[Stored records]
"""

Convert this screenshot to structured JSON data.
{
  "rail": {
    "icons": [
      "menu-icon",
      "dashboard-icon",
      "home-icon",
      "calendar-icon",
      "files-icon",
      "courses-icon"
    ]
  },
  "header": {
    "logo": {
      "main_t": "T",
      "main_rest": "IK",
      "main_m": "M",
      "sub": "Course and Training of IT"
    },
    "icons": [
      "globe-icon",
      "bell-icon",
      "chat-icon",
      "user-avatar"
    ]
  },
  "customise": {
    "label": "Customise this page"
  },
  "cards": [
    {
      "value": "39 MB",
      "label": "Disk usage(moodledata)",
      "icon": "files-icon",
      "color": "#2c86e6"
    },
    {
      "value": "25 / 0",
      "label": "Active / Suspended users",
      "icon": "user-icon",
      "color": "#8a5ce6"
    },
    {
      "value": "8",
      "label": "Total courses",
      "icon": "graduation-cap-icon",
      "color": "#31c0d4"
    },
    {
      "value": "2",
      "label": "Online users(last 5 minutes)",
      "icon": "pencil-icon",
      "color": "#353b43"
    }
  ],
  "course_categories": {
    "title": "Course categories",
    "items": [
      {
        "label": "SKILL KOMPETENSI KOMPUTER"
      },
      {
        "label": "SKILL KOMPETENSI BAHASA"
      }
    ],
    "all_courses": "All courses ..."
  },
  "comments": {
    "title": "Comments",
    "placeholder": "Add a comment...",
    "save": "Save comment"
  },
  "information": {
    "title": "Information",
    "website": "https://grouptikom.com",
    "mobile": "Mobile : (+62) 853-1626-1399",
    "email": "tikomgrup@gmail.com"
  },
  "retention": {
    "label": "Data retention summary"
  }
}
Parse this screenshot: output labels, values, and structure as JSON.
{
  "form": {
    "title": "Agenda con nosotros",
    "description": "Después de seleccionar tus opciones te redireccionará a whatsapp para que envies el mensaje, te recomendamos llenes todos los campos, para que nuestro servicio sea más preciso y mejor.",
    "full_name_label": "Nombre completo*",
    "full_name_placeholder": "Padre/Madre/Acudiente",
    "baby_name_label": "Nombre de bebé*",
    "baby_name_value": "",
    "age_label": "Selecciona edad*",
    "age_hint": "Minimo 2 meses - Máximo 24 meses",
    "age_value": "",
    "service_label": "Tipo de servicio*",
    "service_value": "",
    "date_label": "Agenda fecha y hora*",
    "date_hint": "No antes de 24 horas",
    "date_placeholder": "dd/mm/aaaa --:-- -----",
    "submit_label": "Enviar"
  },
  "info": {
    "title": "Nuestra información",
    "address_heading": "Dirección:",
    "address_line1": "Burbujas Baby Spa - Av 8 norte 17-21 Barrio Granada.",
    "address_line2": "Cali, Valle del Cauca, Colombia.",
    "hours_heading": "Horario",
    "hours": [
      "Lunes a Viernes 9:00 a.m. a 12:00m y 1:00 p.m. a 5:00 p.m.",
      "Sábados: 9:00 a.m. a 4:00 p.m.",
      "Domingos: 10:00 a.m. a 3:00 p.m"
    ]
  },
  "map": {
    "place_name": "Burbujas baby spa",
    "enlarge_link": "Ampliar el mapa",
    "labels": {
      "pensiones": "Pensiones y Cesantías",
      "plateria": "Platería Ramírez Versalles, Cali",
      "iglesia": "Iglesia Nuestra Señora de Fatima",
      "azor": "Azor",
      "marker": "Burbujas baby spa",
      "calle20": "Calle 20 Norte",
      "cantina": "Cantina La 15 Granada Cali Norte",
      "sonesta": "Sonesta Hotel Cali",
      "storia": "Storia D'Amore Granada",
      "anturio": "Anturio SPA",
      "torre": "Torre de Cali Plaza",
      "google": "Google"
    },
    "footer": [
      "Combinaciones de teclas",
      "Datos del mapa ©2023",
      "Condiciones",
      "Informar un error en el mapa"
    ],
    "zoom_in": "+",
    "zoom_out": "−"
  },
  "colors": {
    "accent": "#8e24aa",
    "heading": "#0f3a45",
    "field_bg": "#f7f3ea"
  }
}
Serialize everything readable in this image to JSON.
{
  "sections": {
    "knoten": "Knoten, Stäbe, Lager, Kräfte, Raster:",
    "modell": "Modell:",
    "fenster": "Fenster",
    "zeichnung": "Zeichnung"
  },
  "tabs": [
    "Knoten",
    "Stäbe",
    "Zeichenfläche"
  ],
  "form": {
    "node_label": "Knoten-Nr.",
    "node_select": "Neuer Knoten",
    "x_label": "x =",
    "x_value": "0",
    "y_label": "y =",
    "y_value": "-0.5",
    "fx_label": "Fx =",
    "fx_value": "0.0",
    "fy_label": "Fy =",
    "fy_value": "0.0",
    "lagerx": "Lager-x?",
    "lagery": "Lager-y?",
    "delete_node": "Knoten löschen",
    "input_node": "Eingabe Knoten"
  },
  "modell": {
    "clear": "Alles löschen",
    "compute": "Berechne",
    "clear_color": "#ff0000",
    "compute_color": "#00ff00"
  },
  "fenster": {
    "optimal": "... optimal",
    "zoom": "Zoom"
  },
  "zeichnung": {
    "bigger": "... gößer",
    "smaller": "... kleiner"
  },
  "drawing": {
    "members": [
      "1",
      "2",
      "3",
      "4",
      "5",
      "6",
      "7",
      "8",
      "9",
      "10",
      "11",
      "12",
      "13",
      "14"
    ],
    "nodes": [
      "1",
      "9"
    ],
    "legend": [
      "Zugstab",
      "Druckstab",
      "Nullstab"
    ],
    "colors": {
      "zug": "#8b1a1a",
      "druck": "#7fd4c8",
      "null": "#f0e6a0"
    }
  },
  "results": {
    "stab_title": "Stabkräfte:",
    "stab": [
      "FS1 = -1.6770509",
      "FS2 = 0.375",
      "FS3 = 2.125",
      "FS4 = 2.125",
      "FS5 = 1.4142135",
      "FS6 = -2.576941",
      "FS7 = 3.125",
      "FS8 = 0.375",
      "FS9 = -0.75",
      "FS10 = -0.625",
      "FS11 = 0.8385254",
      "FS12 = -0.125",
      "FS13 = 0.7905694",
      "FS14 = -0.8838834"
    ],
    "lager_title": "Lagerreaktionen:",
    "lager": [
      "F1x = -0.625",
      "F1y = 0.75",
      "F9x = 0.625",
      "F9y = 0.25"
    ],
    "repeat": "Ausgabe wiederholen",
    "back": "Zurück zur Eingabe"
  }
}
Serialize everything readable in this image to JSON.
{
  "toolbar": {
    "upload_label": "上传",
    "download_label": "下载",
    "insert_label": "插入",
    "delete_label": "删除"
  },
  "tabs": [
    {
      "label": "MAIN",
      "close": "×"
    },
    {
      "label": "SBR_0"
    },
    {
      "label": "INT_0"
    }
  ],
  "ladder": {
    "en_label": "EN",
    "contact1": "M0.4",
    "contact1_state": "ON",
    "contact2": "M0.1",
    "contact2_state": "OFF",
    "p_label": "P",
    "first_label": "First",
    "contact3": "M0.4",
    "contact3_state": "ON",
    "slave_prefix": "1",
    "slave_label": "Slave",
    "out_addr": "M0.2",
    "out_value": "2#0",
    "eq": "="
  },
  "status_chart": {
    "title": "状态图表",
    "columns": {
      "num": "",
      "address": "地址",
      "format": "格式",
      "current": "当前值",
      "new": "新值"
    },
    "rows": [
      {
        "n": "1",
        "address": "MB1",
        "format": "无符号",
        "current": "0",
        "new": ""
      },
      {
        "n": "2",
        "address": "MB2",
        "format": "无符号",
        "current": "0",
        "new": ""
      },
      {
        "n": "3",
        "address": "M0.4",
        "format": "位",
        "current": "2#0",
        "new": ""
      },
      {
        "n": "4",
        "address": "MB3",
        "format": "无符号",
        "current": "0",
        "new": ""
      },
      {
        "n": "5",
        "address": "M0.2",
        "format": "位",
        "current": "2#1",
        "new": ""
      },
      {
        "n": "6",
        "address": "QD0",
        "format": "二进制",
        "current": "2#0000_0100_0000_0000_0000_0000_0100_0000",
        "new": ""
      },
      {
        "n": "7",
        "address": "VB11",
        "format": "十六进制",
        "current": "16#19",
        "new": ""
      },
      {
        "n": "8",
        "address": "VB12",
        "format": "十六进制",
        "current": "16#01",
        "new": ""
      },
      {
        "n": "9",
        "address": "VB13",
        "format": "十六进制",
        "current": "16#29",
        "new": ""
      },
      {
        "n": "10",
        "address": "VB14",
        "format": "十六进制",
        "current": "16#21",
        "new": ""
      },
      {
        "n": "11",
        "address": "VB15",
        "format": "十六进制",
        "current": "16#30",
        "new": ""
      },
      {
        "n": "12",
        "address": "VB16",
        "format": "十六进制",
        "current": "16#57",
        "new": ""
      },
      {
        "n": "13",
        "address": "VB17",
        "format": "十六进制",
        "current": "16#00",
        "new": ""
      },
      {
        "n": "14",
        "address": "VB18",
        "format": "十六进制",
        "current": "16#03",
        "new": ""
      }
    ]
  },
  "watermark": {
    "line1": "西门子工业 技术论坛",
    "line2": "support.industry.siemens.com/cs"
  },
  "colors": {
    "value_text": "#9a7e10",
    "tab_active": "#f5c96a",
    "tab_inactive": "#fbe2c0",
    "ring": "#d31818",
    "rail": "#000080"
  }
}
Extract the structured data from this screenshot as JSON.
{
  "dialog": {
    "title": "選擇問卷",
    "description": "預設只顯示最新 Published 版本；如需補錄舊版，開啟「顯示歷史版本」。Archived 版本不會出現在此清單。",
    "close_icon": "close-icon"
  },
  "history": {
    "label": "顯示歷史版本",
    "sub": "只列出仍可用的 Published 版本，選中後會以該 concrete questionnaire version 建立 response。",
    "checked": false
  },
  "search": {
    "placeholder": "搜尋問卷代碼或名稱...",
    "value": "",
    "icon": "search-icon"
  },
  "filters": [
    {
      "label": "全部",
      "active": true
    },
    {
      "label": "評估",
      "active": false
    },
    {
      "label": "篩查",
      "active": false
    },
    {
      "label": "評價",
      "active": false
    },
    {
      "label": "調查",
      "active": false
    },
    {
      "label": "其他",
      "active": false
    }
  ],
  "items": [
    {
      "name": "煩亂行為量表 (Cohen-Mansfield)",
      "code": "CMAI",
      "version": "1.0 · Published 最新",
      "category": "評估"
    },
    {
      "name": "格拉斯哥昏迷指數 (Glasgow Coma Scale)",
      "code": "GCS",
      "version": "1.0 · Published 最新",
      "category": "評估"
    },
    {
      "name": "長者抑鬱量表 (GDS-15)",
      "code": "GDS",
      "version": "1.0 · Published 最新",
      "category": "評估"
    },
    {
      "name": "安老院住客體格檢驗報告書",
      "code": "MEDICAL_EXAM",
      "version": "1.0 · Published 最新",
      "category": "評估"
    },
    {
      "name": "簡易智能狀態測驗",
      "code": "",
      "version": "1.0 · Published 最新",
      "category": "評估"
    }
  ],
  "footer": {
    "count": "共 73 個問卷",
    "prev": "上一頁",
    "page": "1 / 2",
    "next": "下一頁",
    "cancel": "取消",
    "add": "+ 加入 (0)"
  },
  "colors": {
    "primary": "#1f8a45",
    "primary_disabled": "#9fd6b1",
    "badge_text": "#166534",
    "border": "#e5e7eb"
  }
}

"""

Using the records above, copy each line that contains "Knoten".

    "knoten": "Knoten, Stäbe, Lager, Kräfte, Raster:",
    "Knoten",
    "node_label": "Knoten-Nr.",
    "node_select": "Neuer Knoten",
    "delete_node": "Knoten löschen",
    "input_node": "Eingabe Knoten"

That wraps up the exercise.